What exactly is the Unschooling Homeschool Method?
It can be difficult to define exactly what unschooling is because people outline it in different terms.
In general unschooling is an approach to homeschooling that often means learning without prescribed lessons, textbooks, or the school-like methods many other homeschoolers use.
In my own personal life as I struggled to figure out what unschooling was all about (being a very strict school-at-homer in the beginning years). I had a friend tell me it was whatever we made it, that if my kids chose to learn through textbooks or workbooks, that was unschooling. I thought unschooling meant no textbooks at all, but she said if that was what my kid(s) chose then I was following their natural inclination and letting them lead.

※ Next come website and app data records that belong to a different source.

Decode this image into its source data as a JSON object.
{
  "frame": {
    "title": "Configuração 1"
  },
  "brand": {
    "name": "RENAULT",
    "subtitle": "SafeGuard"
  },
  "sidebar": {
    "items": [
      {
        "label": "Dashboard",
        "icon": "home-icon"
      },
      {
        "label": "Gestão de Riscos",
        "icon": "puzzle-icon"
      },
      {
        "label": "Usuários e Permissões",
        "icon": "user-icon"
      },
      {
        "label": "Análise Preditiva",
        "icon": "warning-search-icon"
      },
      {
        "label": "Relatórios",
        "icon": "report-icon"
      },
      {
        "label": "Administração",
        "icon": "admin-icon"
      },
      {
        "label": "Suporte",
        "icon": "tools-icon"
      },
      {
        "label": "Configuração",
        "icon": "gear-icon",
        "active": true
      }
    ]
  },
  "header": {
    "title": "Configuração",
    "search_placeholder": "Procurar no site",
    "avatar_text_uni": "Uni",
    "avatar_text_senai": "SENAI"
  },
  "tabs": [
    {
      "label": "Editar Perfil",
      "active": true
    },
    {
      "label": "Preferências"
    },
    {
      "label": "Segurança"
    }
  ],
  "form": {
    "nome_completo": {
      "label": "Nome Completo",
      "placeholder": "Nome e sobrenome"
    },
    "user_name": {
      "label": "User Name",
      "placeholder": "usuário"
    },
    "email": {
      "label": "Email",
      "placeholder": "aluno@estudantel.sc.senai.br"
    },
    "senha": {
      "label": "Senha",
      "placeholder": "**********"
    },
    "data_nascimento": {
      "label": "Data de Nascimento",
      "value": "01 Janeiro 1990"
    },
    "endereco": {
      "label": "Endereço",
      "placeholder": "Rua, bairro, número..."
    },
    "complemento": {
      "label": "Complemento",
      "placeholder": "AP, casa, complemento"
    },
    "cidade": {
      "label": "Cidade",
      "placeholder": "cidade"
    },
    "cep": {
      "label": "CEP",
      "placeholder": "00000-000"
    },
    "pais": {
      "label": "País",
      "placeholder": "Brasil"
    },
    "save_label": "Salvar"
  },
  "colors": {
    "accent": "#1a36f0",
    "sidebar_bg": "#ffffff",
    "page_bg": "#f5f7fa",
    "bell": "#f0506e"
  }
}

Sometimes unschooling is referred to as delight-directed learning, child-led learning, life learning, autonomous learning, or interest-led learning, but people disagree on the words.
In unschooling, life itself is learning. There is no “doing school.” Instead it is viewed as learning all the time. Even though we don’t unschool in our house currently, I still view life and the things that come with it as learning. Whether that be doing the dishes, helping clean the house, using the library, playing with other kids, etc.
With unschooling, kids learn how to learn and how to teach themselves. I always used to tell people that my main focus was to help my kids learn how to learn. If they can read and do basic math, and have solid comprehension skills, they can learn anything. Teaching them where to look for information, who to ask, how to determine if sources are credible, etc. is all part of that. If you know how to learn and how to teach yourself, then you are prepared for anything that comes along.
In the words of an unschooler
I asked a fellow homeschool mom, June D. to share her thoughts and a little about why she chose unschooling. Here is what she had to say:
“It’s taken me seven years to baby step my way to unschooling. Ultimately, I’ve embraced it because unschooling allows me to honor my children’s innate curiosity and unique personalities, to partner with them to craft an individualized education. The freedom to choose what, when and how they want to learn makes all the difference. There is so much peace, connection and growth happening in our home that was missing when we tried other homeschool styles. I am so thankful for other unschoolers who have paved the way and shared their wisdom! It truly is the path less traveled, and it takes a lot of courage to follow it.”
Here she shares some Unschooling Books that she has read and loves: 12 Best Unschooling Books
Is Unschooling Legal?
This is a question I hear often, especially because I live in NYS where the New York State homeschooling regulations are one of the most stringent in the country.
And the answer is, just as homeschooling is legal in all 50 of the United States, YES Unschooling is legal. Unschoolers are not uneducated, they simply learn through different methods than the traditional view of schooling. So while documenting learning and progress for the states that require it may take a little more thought, it is definitely legal and doable. Here is just one example of how to complete an unschooling transcript.
More on Unschooling
To delve deeper into unschooling here are a couple of sites that offer suggestions and information for unschooling:
- Unschool Rules – favorite resources
- Homeschool Super Freak – unschooling high school
- Happiness is Here – Unschooling Fears – I’m worried they wont learn
One of the ways we saw unschooling come to life was through unit studies. When my youngest was in the preK and elementary years, she would get interested in a topic and the two of us would start finding all things of that topic. Books to read. Videos to watch. Crafts to do. Places to explore. She loved being able to feed her need for information about that topic.
In the end, any homeschool method is what you make it. Unschooling is no different. So if you are interested in this type of homeschooling I highly suggested you do a little reading up and get started!
HOMESCHOOL METHODS SERIES
Be sure to bookmark or Pin this What do Homeschool Methods Look Like in Real Life Series?